Another controversy that Topalca was implicated in was the Nov. 7, 2013, seizure of a truck in Adana which carried 933 rocket heads. The driver of the truck claimed that the cargo belonged to Topalca. He was detained, but he was released with the help of a secret hand, only to be implicated in a fresh controversy a few months later.
In January 2014, acting on a tip-off, Turkish prosecutors issued a warrant for three Syria-bound trucks allegedly carrying weapons to al-Qaeda-affiliated groups in Syria. Security forces stopped the trucks in Adana, but the men in a vehicle accompanying the trucks identified themselves as members of the MIT and stopped the search. President Recep Tayyip Erdogan argued that the trucks carried humanitarian supplies to Bayir Bucak Turkmens, but few were convinced.

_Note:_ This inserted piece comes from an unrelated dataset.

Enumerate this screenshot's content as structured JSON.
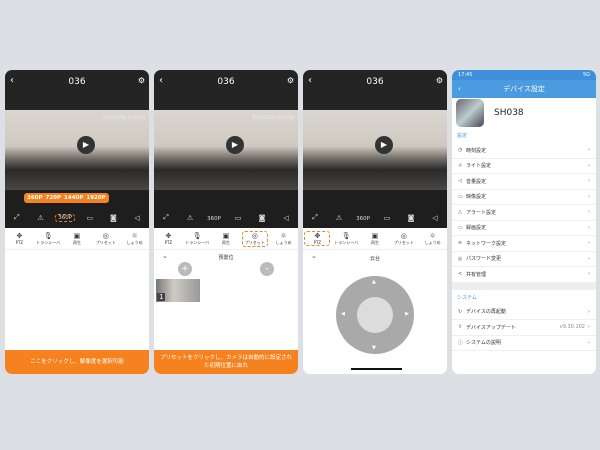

The prosecutors who issued the warrant were later arrested as part of the government’s crackdown on Gulen, whom Ankara accuses of masterminding the 2016 coup attempt.
During the trial, one of the prosecutors, Aziz Takci, claimed the MIT was collaborating with Topalca for the arms and ammunition shipments to Syria. He also claimed that Topalca had links with Islamic State militants who launched a deadly attack on Turkish security forces on a road in the central Anatolian province of Nigde in 2014, in which two Turkish security officials were killed.
Wiretapping records of one of the attack’s suspects have led to further questions about alleged ties between the assailants and Topalca. According to a 2015 indictment over the attack, suspect Ayhan Orli was heard speaking about Topalca over the phone, claiming at the time he was fighting in the northwestern Syrian town of Kesab — an ethnic Armenian town that came under the control of jihadist groups in March 2014.
According to a 2014 gendarmerie report, Topalca also smuggled machinery parts from Aleppo’s industrial zone and historical artifacts from various Syrian regions to Turkey. The report also detailed Topalca’s involvement in the Reyhanli bombings and supplying ammunition for al-Qaeda-affiliated groups.
Claims surrounding Topalca’s smuggling activities and his alleged ties with the government were also brought to the attention of the parliament in 2013. Ali Ozgunduz, who was then the main opposition deputy, accused Topalca of plundering Alawite villages in Syria and questioned how Topalca managed to escape security forces every time he was caught.
“For what reason is your government backing Topalca? Are claims that this person works for the National Intelligence Agency true?” Ozgunduz asked the government. These and many other questions will remain unanswered, as Topalca has taken all of his secrets with him to his grave.